[Stored data entries]
++++

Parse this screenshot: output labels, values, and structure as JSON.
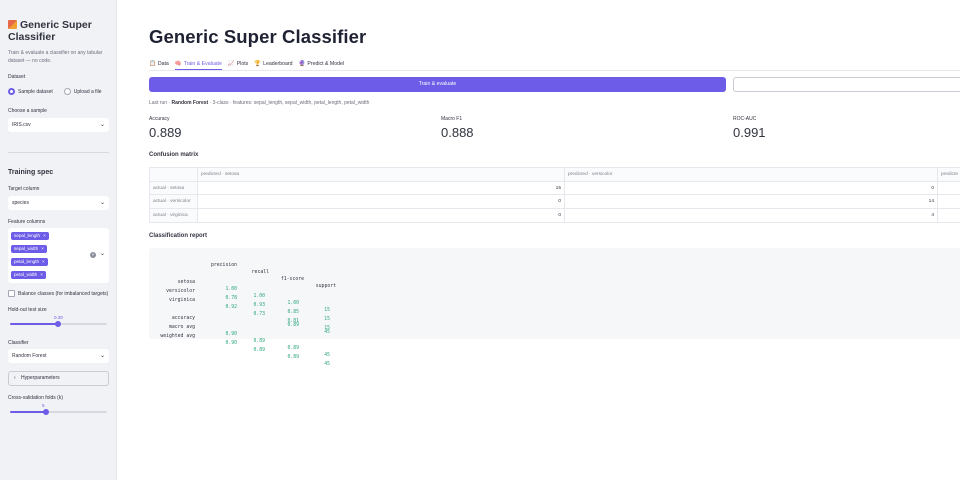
{
  "app": {
    "title": "Generic Super Classifier",
    "accent": "#6c5ce7"
  },
  "sidebar": {
    "title": "Generic Super Classifier",
    "logo_icon": "abacus-icon",
    "description": "Train & evaluate a classifier on any tabular dataset — no code.",
    "dataset_label": "Dataset",
    "dataset_options": [
      "Sample dataset",
      "Upload a file"
    ],
    "dataset_selected": "Sample dataset",
    "sample_label": "Choose a sample",
    "sample_value": "IRIS.csv",
    "training_heading": "Training spec",
    "target_label": "Target column",
    "target_value": "species",
    "features_label": "Feature columns",
    "features": [
      "sepal_length",
      "sepal_width",
      "petal_length",
      "petal_width"
    ],
    "balance_label": "Balance classes (for imbalanced targets)",
    "balance_checked": false,
    "holdout_label": "Hold-out test size",
    "holdout_value": "0.30",
    "holdout_fraction": 0.3,
    "holdout_range": [
      0.1,
      0.5
    ],
    "classifier_label": "Classifier",
    "classifier_value": "Random Forest",
    "hyperparameters_label": "Hyperparameters",
    "cv_label": "Cross-validation folds (k)",
    "cv_value": "5",
    "cv_range": [
      2,
      10
    ]
  },
  "tabs": [
    {
      "label": "Data",
      "icon": "clipboard-icon",
      "active": false
    },
    {
      "label": "Train & Evaluate",
      "icon": "brain-icon",
      "active": true
    },
    {
      "label": "Plots",
      "icon": "chart-icon",
      "active": false
    },
    {
      "label": "Leaderboard",
      "icon": "trophy-icon",
      "active": false
    },
    {
      "label": "Predict & Model",
      "icon": "crystal-ball-icon",
      "active": false
    }
  ],
  "actions": {
    "train_label": "Train & evaluate"
  },
  "last_run": {
    "prefix": "Last run ·",
    "model": "Random Forest",
    "suffix": "· 3-class · features: sepal_length, sepal_width, petal_length, petal_width"
  },
  "metrics": [
    {
      "label": "Accuracy",
      "value": "0.889"
    },
    {
      "label": "Macro F1",
      "value": "0.888"
    },
    {
      "label": "ROC-AUC",
      "value": "0.991"
    }
  ],
  "confusion": {
    "heading": "Confusion matrix",
    "columns": [
      "predicted · setosa",
      "predicted · versicolor",
      "predicted · virginica"
    ],
    "rows": [
      {
        "label": "actual · setosa",
        "values": [
          "15",
          "0"
        ]
      },
      {
        "label": "actual · versicolor",
        "values": [
          "0",
          "14"
        ]
      },
      {
        "label": "actual · virginica",
        "values": [
          "0",
          "4"
        ]
      }
    ],
    "visible_third_header": "predicte"
  },
  "report": {
    "heading": "Classification report",
    "headers": [
      "precision",
      "recall",
      "f1-score",
      "support"
    ],
    "rows": [
      {
        "label": "setosa",
        "values": [
          "1.00",
          "1.00",
          "1.00",
          "15"
        ]
      },
      {
        "label": "versicolor",
        "values": [
          "0.78",
          "0.93",
          "0.85",
          "15"
        ]
      },
      {
        "label": "virginica",
        "values": [
          "0.92",
          "0.73",
          "0.81",
          "15"
        ]
      },
      {
        "label": "accuracy",
        "values": [
          "",
          "",
          "0.89",
          "45"
        ]
      },
      {
        "label": "macro avg",
        "values": [
          "0.90",
          "0.89",
          "0.89",
          "45"
        ]
      },
      {
        "label": "weighted avg",
        "values": [
          "0.90",
          "0.89",
          "0.89",
          "45"
        ]
      }
    ]
  }
}
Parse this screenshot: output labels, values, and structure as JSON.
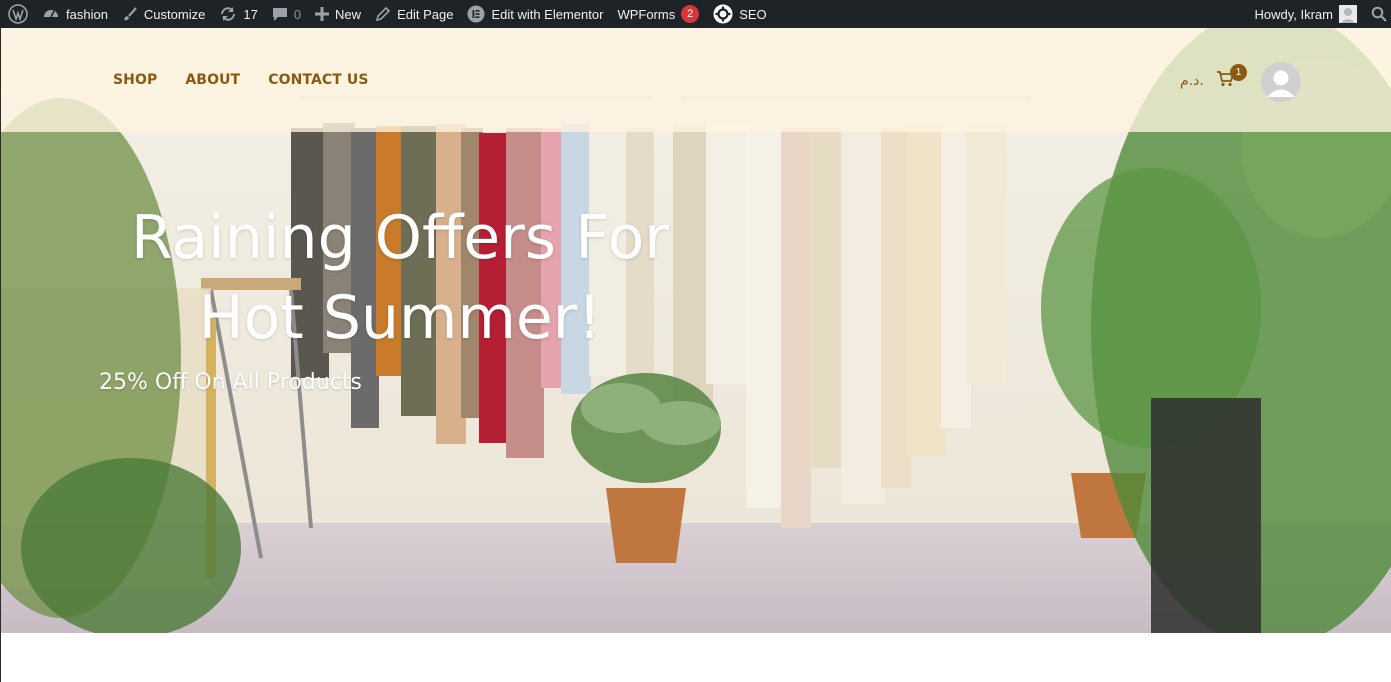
{
  "admin_bar": {
    "site_name": "fashion",
    "customize": "Customize",
    "updates_count": "17",
    "comments_count": "0",
    "new": "New",
    "edit_page": "Edit Page",
    "edit_elementor": "Edit with Elementor",
    "wpforms": "WPForms",
    "wpforms_badge": "2",
    "seo": "SEO",
    "howdy": "Howdy, Ikram"
  },
  "header": {
    "nav": [
      "SHOP",
      "ABOUT",
      "CONTACT US"
    ],
    "currency": "د.م.",
    "cart_count": "1"
  },
  "hero": {
    "title_line1": "Raining Offers For",
    "title_line2": "Hot Summer!",
    "subtitle": "25% Off On All Products"
  },
  "colors": {
    "admin_bar_bg": "#1d2327",
    "accent": "#8a5a12",
    "badge": "#d63638"
  },
  "icons": [
    "wordpress-icon",
    "dashboard-icon",
    "paintbrush-icon",
    "updates-icon",
    "comment-icon",
    "plus-icon",
    "pencil-icon",
    "elementor-icon",
    "seo-icon",
    "search-icon",
    "cart-icon",
    "user-avatar-icon"
  ]
}
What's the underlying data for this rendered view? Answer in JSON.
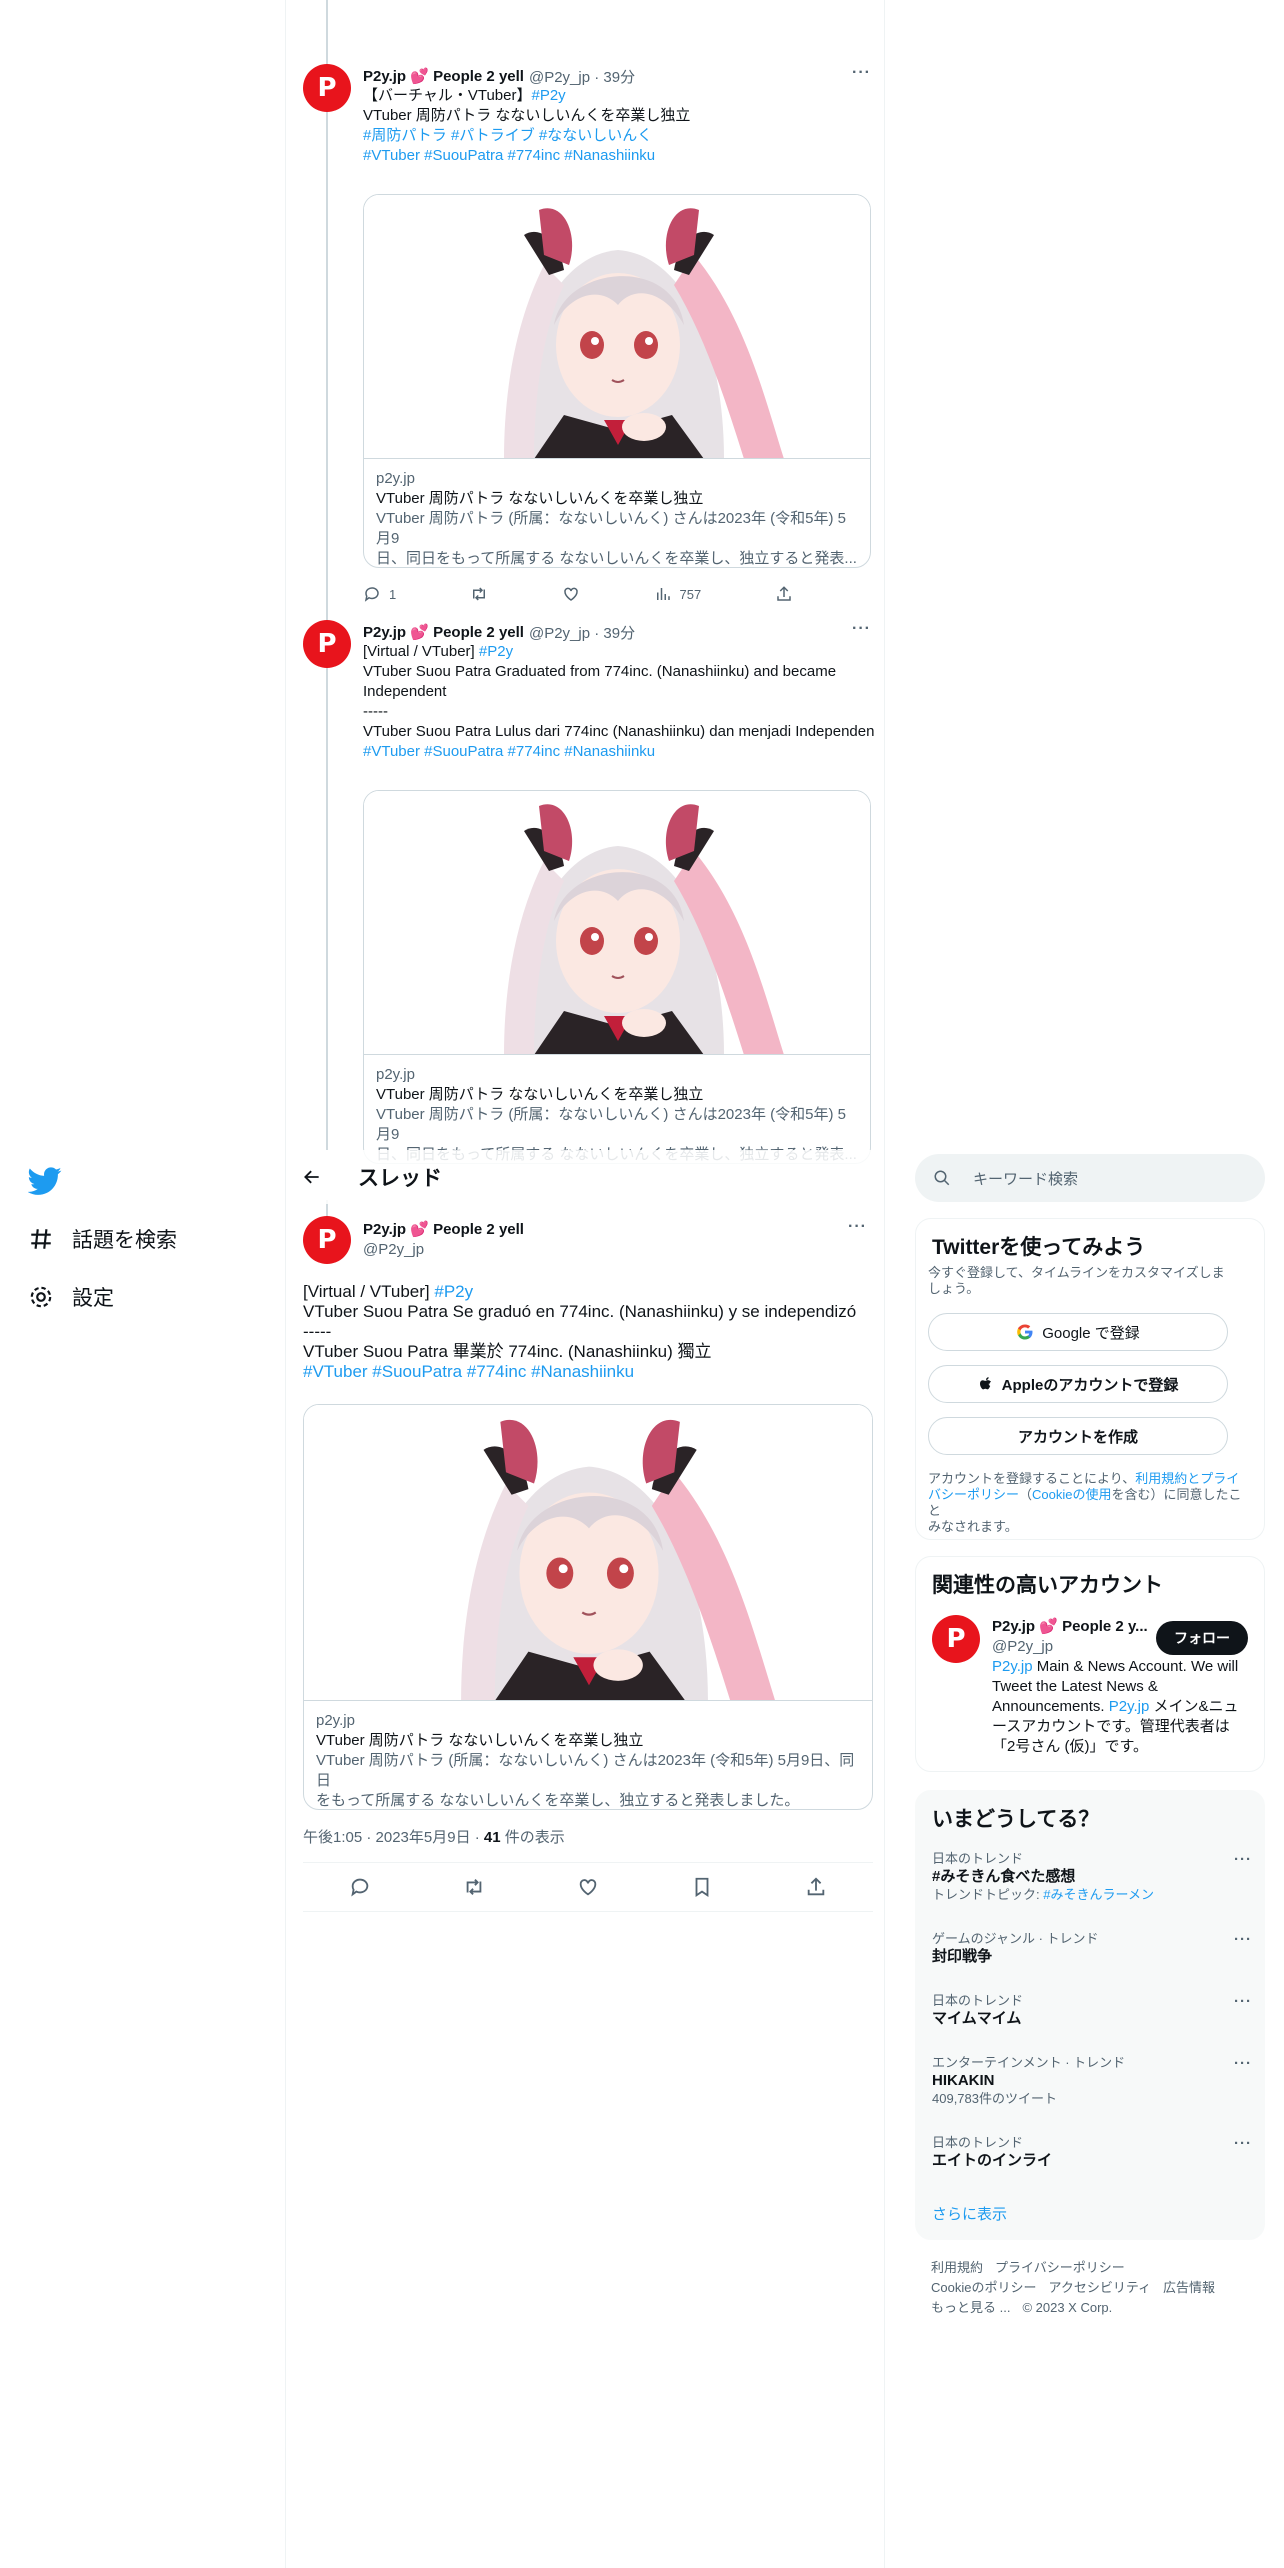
{
  "nav": {
    "explore_label": "話題を検索",
    "settings_label": "設定"
  },
  "thread_header": {
    "title": "スレッド"
  },
  "tweet1": {
    "name": "P2y.jp 💕 People 2 yell",
    "handle": "@P2y_jp · 39分",
    "lines": [
      {
        "text": "【バーチャル・VTuber】",
        "tag": "#P2y"
      },
      {
        "text": "VTuber 周防パトラ なないしいんくを卒業し独立",
        "tag": ""
      },
      {
        "text": "",
        "tag": "#周防パトラ #パトライブ #なないしいんく"
      },
      {
        "text": "",
        "tag": "#VTuber #SuouPatra #774inc #Nanashiinku"
      }
    ],
    "card": {
      "domain": "p2y.jp",
      "title": "VTuber 周防パトラ なないしいんくを卒業し独立",
      "desc1": "VTuber 周防パトラ (所属：なないしいんく) さんは2023年 (令和5年) 5月9",
      "desc2": "日、同日をもって所属する なないしいんくを卒業し、独立すると発表..."
    },
    "replies": "1",
    "views": "757"
  },
  "tweet2": {
    "name": "P2y.jp 💕 People 2 yell",
    "handle": "@P2y_jp · 39分",
    "lines": [
      {
        "text": "[Virtual / VTuber]",
        "tag": "#P2y"
      },
      {
        "text": "VTuber Suou Patra Graduated from 774inc. (Nanashiinku) and became",
        "tag": ""
      },
      {
        "text": "Independent",
        "tag": ""
      },
      {
        "text": "-----",
        "tag": ""
      },
      {
        "text": "VTuber Suou Patra Lulus dari 774inc (Nanashiinku) dan menjadi Independen",
        "tag": ""
      },
      {
        "text": "",
        "tag": "#VTuber #SuouPatra #774inc #Nanashiinku"
      }
    ],
    "card": {
      "domain": "p2y.jp",
      "title": "VTuber 周防パトラ なないしいんくを卒業し独立",
      "desc1": "VTuber 周防パトラ (所属：なないしいんく) さんは2023年 (令和5年) 5月9",
      "desc2": "日、同日をもって所属する なないしいんくを卒業し、独立すると発表..."
    }
  },
  "main_tweet": {
    "name": "P2y.jp 💕 People 2 yell",
    "handle": "@P2y_jp",
    "lines": [
      {
        "text": "[Virtual / VTuber]",
        "tag": "#P2y"
      },
      {
        "text": "VTuber Suou Patra Se graduó en 774inc. (Nanashiinku) y se independizó",
        "tag": ""
      },
      {
        "text": "-----",
        "tag": ""
      },
      {
        "text": "VTuber Suou Patra 畢業於 774inc. (Nanashiinku) 獨立",
        "tag": ""
      },
      {
        "text": "",
        "tag": "#VTuber #SuouPatra #774inc #Nanashiinku"
      }
    ],
    "card": {
      "domain": "p2y.jp",
      "title": "VTuber 周防パトラ なないしいんくを卒業し独立",
      "desc1": "VTuber 周防パトラ (所属：なないしいんく) さんは2023年 (令和5年) 5月9日、同日",
      "desc2": "をもって所属する なないしいんくを卒業し、独立すると発表しました。"
    },
    "time": "午後1:05 · 2023年5月9日 · ",
    "views_count": "41",
    "views_label": " 件の表示"
  },
  "sidebar": {
    "search_placeholder": "キーワード検索",
    "signup": {
      "title": "Twitterを使ってみよう",
      "subtitle1": "今すぐ登録して、タイムラインをカスタマイズしま",
      "subtitle2": "しょう。",
      "google": "Google で登録",
      "apple": "Appleのアカウントで登録",
      "create": "アカウントを作成",
      "terms1a": "アカウントを登録することにより、",
      "terms1b": "利用規約とプライ",
      "terms2a": "バシーポリシー",
      "terms2b": "（",
      "terms2c": "Cookieの使用",
      "terms2d": "を含む）に同意したこと",
      "terms3": "みなされます。"
    },
    "related": {
      "title": "関連性の高いアカウント",
      "name": "P2y.jp 💕 People 2 y...",
      "handle": "@P2y_jp",
      "follow": "フォロー",
      "bio_link": "P2y.jp",
      "bio1": " Main & News Account. We will",
      "bio2": "Tweet the Latest News &",
      "bio3a": "Announcements. ",
      "bio3b": "P2y.jp",
      "bio3c": " メイン&ニュ",
      "bio4": "ースアカウントです。管理代表者は",
      "bio5": "「2号さん (仮)」です。"
    },
    "trends": {
      "title": "いまどうしてる？",
      "items": [
        {
          "cat": "日本のトレンド",
          "name": "#みそきん食べた感想",
          "sub_a": "トレンドトピック: ",
          "sub_b": "#みそきんラーメン"
        },
        {
          "cat": "ゲームのジャンル · トレンド",
          "name": "封印戦争",
          "sub_a": "",
          "sub_b": ""
        },
        {
          "cat": "日本のトレンド",
          "name": "マイムマイム",
          "sub_a": "",
          "sub_b": ""
        },
        {
          "cat": "エンターテインメント · トレンド",
          "name": "HIKAKIN",
          "sub_a": "409,783件のツイート",
          "sub_b": ""
        },
        {
          "cat": "日本のトレンド",
          "name": "エイトのインライ",
          "sub_a": "",
          "sub_b": ""
        }
      ],
      "show_more": "さらに表示"
    },
    "footer": {
      "l1a": "利用規約",
      "l1b": "プライバシーポリシー",
      "l2a": "Cookieのポリシー",
      "l2b": "アクセシビリティ",
      "l2c": "広告情報",
      "l3a": "もっと見る ...",
      "l3b": "© 2023 X Corp."
    }
  }
}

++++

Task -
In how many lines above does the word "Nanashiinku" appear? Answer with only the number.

Solved exercise -
7